... over the course of the next two decades solutions to global problems will come less from governments and more from non-government actors, including businesses, which self-organise around issues of importance. Some brands are already doing this – tackling issues of social importance, making the world a better place.
There are three main drivers of this development from a business perspective. The first lies in the nature of competition. All of the major consumer goods companies are engaged in fierce competition, not just with businesses operating in the same markets but with the increasingly powerful retailers who are eroding their profitability through the introduction of retailer brands. They can’t claim any functional difference between their own and competitive brands and the capacity to create an advantage through emotionally charged advertising has been weakened by the digital revolution. They are being drawn into adapting communication strategies that transcend the product category, espousing visions, convictions or philosophies which can credibly be related to the product in question but which position it in an attractive and distinctive way. Adopting a position on an issue of societal concern offers ample opportunities for creating a distinctive brand statement.
The second driver is public opinion.
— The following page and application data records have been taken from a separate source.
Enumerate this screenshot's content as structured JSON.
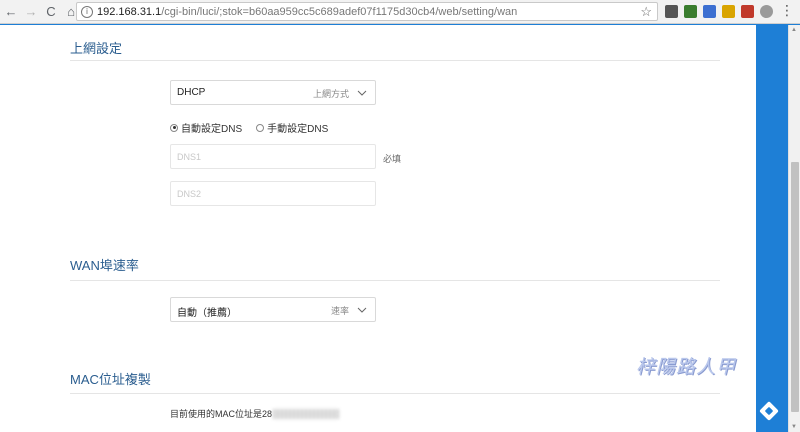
{
  "browser": {
    "url_host": "192.168.31.1",
    "url_path": "/cgi-bin/luci/;stok=b60aa959cc5c689adef07f1175d30cb4/web/setting/wan",
    "nav": {
      "back": "←",
      "forward": "→",
      "reload": "C",
      "home": "⌂"
    },
    "star": "☆",
    "menu": "⋮",
    "extension_colors": [
      "#555555",
      "#3a7d2e",
      "#3c6fd1",
      "#d9a400",
      "#c0392b",
      "#9a9a9a"
    ]
  },
  "wan_settings": {
    "title": "上網設定",
    "connection_type": {
      "value": "DHCP",
      "hint": "上網方式"
    },
    "dns_modes": [
      {
        "label": "自動設定DNS",
        "selected": true
      },
      {
        "label": "手動設定DNS",
        "selected": false
      }
    ],
    "dns1": {
      "placeholder": "DNS1",
      "value": ""
    },
    "dns2": {
      "placeholder": "DNS2",
      "value": ""
    },
    "required_label": "必填"
  },
  "wan_speed": {
    "title": "WAN埠速率",
    "value": "自動（推薦）",
    "hint": "速率"
  },
  "mac_clone": {
    "title": "MAC位址複製",
    "current_mac_label": "目前使用的MAC位址是28"
  },
  "watermark": "梓陽路人甲"
}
The public are aware of the budgetary difficulties facing governments and repeated surveys, including those cited earlier by David Jones, show a huge majority of respondents in developed economies demanding that business should play a greater societal role. The internet has made all business operations and practices more visible to the public, who in turn are increasingly prepared to become consumer activists. It could also be argued that when businesses respond to either of these pressures society will benefit but the primary motivation is that this is now perceived as a way to maximise profitability for the business concerned.
The third driver is different, is only in a very embryonic stage at present but could turn out to have the most profound consequences of all: a nascent realisation that the endless cycle of perpetual and unending competition has become a process divested of all purpose. Business has become an endless tournament, preoccupied with continually improving means without ever reflecting on ends. Social psychologists have long pointed out that people feel the need to be part of something greater than themselves and that history’s greatest achievements have been driven more by purpose rather than profit. The fact that this view is gaining ground in the business world is evidenced by some of the examples quoted above.
However, for the most prominent example, Unilever, it may just be a case of returning to its roots. This business traces its origins back to the late nineteenth century in the northwest of England where a local retailer, William Lever, appalled by the deprivation in the area, built a factory to make soap and provide employment and a town to house the workers and their families. The town was Port Sunlight and Sunlight Soap was the first Unilever brand.
Books quoted in this article:
Brands with a Conscience: How to Build a Successful and Responsible Brand, by Nicholas Ind and Sandra Horlings, Kogan Page, 240 pp, £19.99, ISBN: 978-0749475444
Who Cares wins: Why Good Business is Better Business, by David Jones, Pearson, 208 pp, £14.99, ISBN: 978-0273762539
1/4/2017 John Fanning is a former managing director and chairman of McConnell’s Advertising.